[Dataset rows describing interfaces]

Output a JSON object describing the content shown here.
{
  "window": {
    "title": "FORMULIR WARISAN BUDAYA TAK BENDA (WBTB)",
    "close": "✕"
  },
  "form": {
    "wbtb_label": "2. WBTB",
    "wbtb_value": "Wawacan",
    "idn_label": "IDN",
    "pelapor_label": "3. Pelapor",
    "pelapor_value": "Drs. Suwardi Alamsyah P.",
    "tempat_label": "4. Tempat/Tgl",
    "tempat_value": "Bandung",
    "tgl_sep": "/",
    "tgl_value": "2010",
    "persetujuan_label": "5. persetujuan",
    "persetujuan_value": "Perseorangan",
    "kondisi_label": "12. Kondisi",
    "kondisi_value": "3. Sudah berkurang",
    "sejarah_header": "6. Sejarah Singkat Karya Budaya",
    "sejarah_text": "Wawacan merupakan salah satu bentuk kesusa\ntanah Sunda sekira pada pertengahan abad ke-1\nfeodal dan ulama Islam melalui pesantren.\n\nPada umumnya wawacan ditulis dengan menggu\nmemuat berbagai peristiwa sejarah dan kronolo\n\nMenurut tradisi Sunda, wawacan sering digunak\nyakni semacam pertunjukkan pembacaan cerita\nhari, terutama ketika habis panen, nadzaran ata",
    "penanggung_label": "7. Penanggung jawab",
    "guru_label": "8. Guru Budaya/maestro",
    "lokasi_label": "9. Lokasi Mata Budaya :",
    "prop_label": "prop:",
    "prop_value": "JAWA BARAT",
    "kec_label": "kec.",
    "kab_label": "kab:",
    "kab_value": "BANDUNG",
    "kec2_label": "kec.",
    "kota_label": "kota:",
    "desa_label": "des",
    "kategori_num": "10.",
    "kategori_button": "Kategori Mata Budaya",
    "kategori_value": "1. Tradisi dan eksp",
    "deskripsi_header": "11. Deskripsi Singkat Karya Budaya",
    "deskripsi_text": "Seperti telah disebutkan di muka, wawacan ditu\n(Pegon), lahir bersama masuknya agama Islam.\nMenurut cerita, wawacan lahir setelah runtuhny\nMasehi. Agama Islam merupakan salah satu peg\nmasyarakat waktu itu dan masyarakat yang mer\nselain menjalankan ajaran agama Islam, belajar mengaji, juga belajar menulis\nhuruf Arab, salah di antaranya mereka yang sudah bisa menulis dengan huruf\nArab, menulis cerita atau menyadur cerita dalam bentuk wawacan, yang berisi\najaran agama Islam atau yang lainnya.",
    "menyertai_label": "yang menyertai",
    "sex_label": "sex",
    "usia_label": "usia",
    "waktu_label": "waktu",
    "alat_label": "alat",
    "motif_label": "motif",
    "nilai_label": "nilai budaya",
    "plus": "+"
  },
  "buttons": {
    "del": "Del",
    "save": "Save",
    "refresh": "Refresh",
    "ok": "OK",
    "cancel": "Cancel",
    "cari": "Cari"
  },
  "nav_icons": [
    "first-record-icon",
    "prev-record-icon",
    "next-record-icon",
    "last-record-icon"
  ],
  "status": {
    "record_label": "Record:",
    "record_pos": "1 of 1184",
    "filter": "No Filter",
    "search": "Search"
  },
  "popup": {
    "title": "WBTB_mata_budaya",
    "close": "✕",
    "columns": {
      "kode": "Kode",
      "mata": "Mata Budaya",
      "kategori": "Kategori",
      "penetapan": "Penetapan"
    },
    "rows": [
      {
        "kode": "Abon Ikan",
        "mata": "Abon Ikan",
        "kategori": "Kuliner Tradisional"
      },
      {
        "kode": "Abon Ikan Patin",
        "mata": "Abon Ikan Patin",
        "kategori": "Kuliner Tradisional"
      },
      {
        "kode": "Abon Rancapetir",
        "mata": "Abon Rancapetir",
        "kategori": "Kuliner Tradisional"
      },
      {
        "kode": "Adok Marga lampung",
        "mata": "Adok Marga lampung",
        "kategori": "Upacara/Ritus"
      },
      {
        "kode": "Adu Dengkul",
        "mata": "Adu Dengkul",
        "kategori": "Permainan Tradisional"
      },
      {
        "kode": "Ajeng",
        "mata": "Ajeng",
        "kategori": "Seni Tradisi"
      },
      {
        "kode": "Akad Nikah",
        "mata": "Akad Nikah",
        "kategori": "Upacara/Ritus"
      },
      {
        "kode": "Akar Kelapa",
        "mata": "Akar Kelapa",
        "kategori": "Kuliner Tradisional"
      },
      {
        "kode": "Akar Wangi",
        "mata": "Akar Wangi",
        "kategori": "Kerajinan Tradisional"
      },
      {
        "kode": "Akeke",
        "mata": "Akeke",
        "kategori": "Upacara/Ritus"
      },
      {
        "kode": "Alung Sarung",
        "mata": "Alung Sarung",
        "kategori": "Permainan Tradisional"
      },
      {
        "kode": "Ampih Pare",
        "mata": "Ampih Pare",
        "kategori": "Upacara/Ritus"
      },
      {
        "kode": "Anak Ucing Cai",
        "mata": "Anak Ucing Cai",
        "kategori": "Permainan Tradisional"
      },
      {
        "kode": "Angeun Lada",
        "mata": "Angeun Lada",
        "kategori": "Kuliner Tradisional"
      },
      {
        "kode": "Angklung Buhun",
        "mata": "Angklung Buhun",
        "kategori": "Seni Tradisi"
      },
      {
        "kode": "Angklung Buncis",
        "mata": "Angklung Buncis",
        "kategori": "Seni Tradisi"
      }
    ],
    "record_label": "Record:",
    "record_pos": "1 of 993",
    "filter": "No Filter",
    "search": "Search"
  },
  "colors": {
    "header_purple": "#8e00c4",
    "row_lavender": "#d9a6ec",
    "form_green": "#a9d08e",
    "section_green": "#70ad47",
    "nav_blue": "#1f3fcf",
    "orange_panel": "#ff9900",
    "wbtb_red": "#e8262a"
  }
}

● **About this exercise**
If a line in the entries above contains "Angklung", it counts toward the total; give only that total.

● **Response to this exercise**
4